The business was formed in 1972 and is a key player in the UK residential ventilation market. Products are also supplied into a range of European markets and the US market is serviced by Titon Inc., a wholly owned subsidiary. In 2008 a Joint Venture was formed in South Korea with a local partner and there are manufacturing facilities in Seoul. The company estimates that this business has a market share of over 75% for natural ventilation in the new build market in South Korea.
Revenue in the six months ended 31 March 2021 was £11.7m, representing a fairly modest increase on the £11.2m achieved in the same period a year earlier. Performance was more than acceptable given the backdrop against which the company was operating though. Profit before tax was £549k versus a loss before tax of £270k a year earlier and there was a cash balance of £4.63m at the period end (2020: £3.69m). An interim dividend of 1.5p per share was declared (2020: nil).
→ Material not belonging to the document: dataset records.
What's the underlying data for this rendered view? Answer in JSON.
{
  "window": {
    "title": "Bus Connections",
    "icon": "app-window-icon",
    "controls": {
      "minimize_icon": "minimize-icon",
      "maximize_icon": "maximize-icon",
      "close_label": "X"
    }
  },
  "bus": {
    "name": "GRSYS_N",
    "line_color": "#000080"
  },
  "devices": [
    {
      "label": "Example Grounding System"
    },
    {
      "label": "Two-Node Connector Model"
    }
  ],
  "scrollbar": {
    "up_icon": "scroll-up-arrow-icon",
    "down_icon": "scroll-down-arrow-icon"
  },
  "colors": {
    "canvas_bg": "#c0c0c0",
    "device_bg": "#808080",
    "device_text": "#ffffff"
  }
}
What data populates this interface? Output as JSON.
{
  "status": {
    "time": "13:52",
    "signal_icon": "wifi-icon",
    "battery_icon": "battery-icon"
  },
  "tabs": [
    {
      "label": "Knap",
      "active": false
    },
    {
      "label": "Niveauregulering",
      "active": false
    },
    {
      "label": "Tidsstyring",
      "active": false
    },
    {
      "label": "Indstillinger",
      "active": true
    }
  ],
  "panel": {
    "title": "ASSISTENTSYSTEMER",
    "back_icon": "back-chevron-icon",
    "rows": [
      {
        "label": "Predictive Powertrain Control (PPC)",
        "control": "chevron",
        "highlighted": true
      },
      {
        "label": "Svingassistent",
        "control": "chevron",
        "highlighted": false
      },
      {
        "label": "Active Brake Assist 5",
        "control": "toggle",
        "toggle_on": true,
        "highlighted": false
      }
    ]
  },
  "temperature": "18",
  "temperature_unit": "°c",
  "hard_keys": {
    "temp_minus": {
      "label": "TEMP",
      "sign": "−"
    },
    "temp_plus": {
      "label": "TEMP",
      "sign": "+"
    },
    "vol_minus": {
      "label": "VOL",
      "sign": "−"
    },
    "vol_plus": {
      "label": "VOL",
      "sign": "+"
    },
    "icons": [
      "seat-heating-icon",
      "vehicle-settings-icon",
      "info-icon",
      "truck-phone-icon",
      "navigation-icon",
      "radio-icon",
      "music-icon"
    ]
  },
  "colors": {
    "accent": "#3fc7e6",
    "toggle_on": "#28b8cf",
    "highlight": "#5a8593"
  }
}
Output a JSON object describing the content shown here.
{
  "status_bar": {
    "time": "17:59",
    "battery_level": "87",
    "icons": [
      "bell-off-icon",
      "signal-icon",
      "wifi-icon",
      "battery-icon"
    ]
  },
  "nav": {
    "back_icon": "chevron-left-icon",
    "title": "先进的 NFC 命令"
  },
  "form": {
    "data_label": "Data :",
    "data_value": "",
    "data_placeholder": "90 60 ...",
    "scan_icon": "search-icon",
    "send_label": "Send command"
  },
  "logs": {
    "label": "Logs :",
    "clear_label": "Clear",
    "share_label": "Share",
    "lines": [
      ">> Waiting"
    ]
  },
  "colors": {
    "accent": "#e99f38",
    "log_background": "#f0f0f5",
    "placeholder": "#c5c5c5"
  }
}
Prospects for business in the UK look promising for the rest of the financial year but there have been some procurement difficulties and problems sourcing basic materials such as plastics, cardboard and metals. Suppliers are also increasing prices although the company’s own pricing strategies will allow costs to be passed on to some extent. The outlook in Europe is not as positive due to mixed success in the roll-out of vaccinations but the company is cautiously optimistic that sales in the second half will be strong. In South Korea, the Bank of Korea forecasts that the economy will grow by 3.0% in 2021 but revenues for the remainder of the financial year will continue to be hit by the transition to mechanical ventilation from natural ventilation products. On balance, the strength of the balance sheet means that the downside risk is limited and there is certainly room for further recovery in the share price in the coming months. We feel that a BUY rating is appropriate.